Return the lines below that contain "diameter".

Available records section start

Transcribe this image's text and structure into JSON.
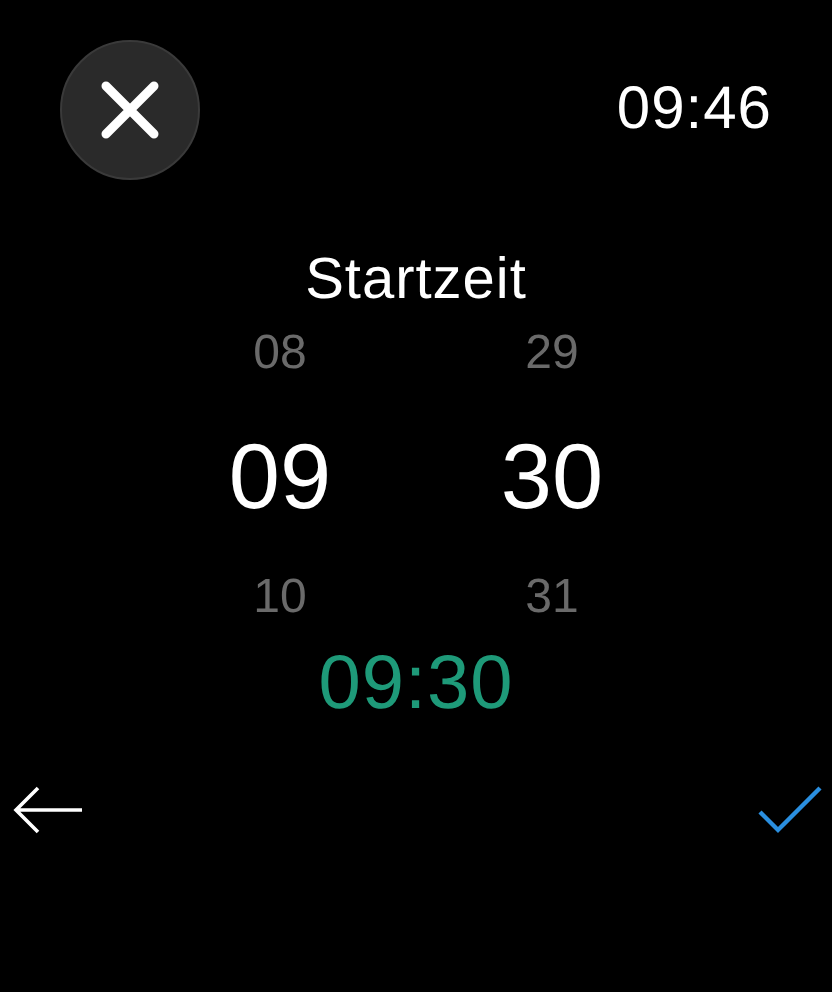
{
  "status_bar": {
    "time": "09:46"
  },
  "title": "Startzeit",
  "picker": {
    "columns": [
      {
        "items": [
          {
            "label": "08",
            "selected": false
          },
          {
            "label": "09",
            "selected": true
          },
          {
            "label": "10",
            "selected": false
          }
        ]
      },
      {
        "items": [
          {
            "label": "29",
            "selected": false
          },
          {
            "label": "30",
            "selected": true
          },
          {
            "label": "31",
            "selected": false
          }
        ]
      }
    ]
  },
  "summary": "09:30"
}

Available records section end
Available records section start

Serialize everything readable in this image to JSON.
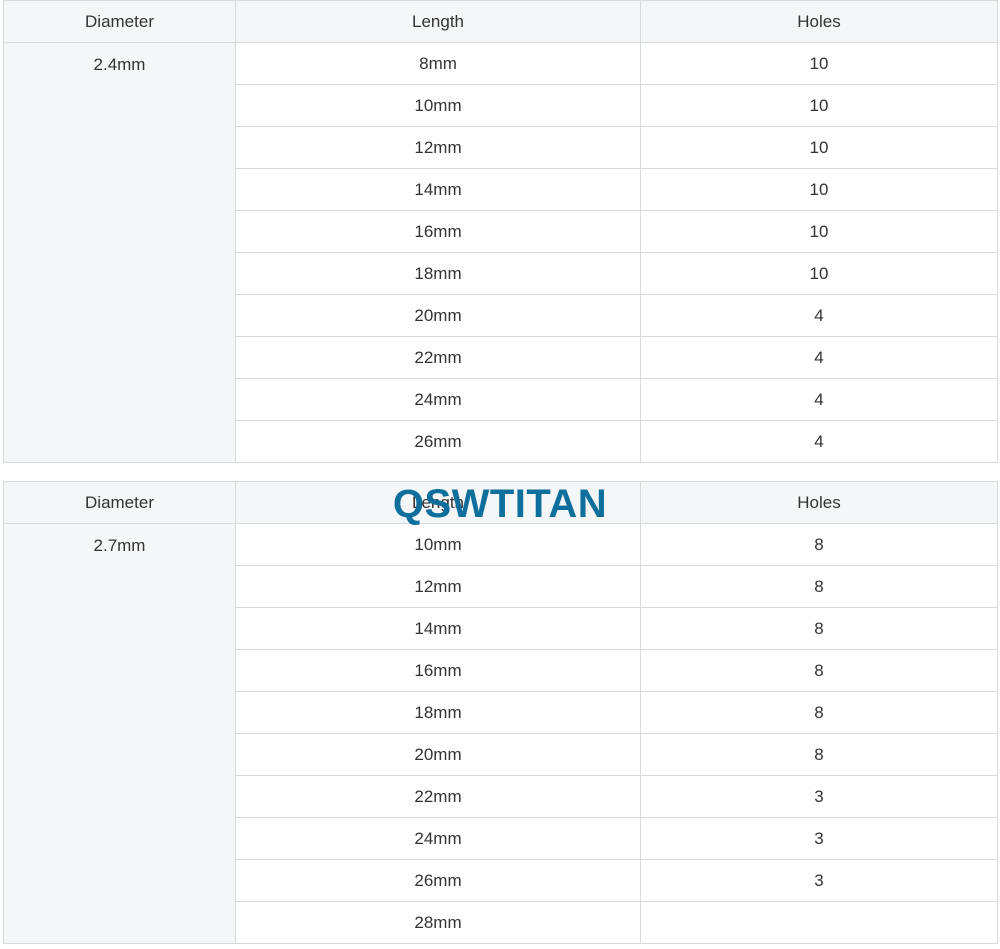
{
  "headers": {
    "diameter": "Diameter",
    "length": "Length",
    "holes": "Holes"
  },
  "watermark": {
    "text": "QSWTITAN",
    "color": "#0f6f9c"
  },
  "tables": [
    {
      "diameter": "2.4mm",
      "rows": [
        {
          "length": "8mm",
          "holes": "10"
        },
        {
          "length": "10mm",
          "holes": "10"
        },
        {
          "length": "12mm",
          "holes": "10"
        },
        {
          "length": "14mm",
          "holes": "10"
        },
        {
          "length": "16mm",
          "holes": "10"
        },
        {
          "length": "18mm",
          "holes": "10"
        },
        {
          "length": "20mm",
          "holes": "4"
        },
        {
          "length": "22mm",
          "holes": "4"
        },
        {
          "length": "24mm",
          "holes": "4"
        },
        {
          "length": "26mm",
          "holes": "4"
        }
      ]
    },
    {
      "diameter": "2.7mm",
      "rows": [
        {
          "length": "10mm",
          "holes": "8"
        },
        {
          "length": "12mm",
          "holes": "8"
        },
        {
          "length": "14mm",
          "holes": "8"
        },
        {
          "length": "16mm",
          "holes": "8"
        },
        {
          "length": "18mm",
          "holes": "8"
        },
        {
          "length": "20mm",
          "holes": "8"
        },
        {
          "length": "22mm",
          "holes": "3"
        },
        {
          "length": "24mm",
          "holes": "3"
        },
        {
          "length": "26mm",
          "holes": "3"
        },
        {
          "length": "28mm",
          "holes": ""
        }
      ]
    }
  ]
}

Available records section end

**Response**.
    "diameter": "Diameter",
      "diameter": "2.4mm",
      "diameter": "2.7mm",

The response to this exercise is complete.